I want to talk a bit about refined oils, because lots of people seem to be on the ‘refined oils are toxic’ train and truthfully, I didn’t know the deal. I did some research on refined oils and the refining process, and here’s what I found:

When you search ‘refined oils harmful’, all sorts of quacky sites pop up. It’s safe to say that when I see Mark Hyman, Food Babe, or Josh Axe telling people not to do something, I most certainly will recommend doing the opposite. Predictably, they and many other ‘alternative’ sites recommend staying far away from refined oils. 

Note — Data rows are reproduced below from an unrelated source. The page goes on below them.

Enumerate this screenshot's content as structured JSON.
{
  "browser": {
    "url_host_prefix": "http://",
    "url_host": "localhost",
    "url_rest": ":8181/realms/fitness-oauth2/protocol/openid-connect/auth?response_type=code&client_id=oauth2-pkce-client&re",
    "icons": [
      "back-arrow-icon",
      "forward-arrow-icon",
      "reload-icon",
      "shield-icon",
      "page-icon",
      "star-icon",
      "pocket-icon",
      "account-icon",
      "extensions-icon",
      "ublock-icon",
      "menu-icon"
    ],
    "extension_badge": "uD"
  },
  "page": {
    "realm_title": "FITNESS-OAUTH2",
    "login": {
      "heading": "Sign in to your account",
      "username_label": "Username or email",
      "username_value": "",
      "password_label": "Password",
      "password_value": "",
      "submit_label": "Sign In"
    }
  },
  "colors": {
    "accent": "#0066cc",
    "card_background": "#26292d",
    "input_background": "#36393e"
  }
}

Refined oils like canola, soy, corn, and palm are expelled from their sources using chemicals or a mill. They’re heated, deodorized, and sometimes bleached. The high heat used during processing may decrease antioxidant and vitamin content. Does this process end up making the oils dangerous? Should you avoid canola and other refined oils?

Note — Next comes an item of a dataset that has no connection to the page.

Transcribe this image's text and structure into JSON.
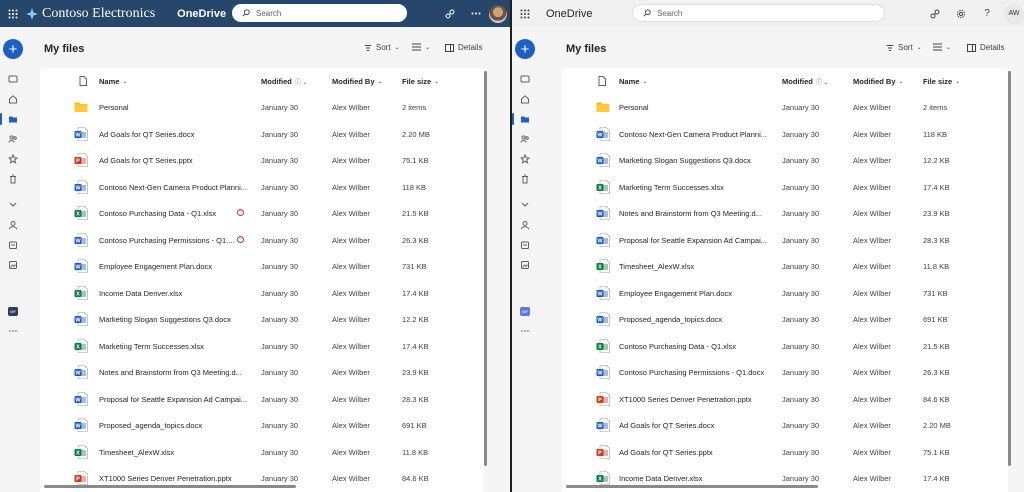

Eh, not really. Of course, I don’t think there’s any one food in the world that you need to avoid altogether. With oils, it comes down to how much and how often you choose them. Let’s put it this way: if you’re eating a ton of refined oil, and you’re mostly eating it in ultra-processed foods, this is a whole other issue. If you’re cooking with only refined oil, mix it up with other oils. Variety is one of the hallmarks of a healthy diet. 

There’s no reason to get paranoid because people are tweeting about the dangers of ‘seed oils’ and how toxic they are. If you’re eating a lot of seed oils, your overall diet could probably use a few tweaks. 

canola field
I took this picture of a canola field in Saskatchewan. Canola looks pretty, but it STINKS.

 

What Does This All Mean?

The whole oil thing is controversial, and it’s because we really don’t know how different oils affect us exactly. Nutrition studies on oils – and on anything – are notoriously difficult to do and end up being correlational at best. We can say that people who eat one type of oil are less healthy overall, but is it the oil, or their overall diet, that’s making them that way? 

Nobody eats just oil, they eat food with oil in it. Add that to the fact that we all process food differently, and you get what we’ve seen over the past few decades: flip-flopping nutrition recommendations and Twitter spats about whether saturated fats/seed oils/whatever are harmful or not.

We just don’t know for sure. 

Monounsaturated fats seem to have the most positive evidence for health. The others don’t seem to be all that horrible. Don’t eat a shitload of oil in the first place. Mix things up.

That’s about as close as we get to a definitive statement on oils.

Trans fats are the only fat we know is 1000% unhealthy. Nobody’s arguing about that one. They’re being taken out of the food supply, but again: if you’re eating a lot of trans fats, chances are you’re eating a highly processed diet. 

So which fats should you choose?

A little of everything.

As I keep saying, a healthy diet has a combination of fats (and foods!). While I still believe that the majority of your fat should be monounsaturated, using butter and coconut oil is fine. As I always say, nobody is going to have a heart attack because they use butter on their toast. 

My recommendation for overall best oil: 

In terms of health benefits, olive oil beats every other oil for antioxidants and good fats. BOOM. The funny thing is that many people believe that olive oil has a smoke point that’s too low for cooking, but in reality, pure olive oil’s smoke point is 465F (EVOO’s smoke point is around 375F). It doesn’t produce a ton of polar compounds.

Olive oil – extra virgin or regular –  is my first choice for cooking and using cold. Don’t trust anyone who says that olive oil is toxic; that’s just crazy talk.

Enjoy your food, and as with anything, use a combination of different oils. Don’t eat too much of it. That’s all.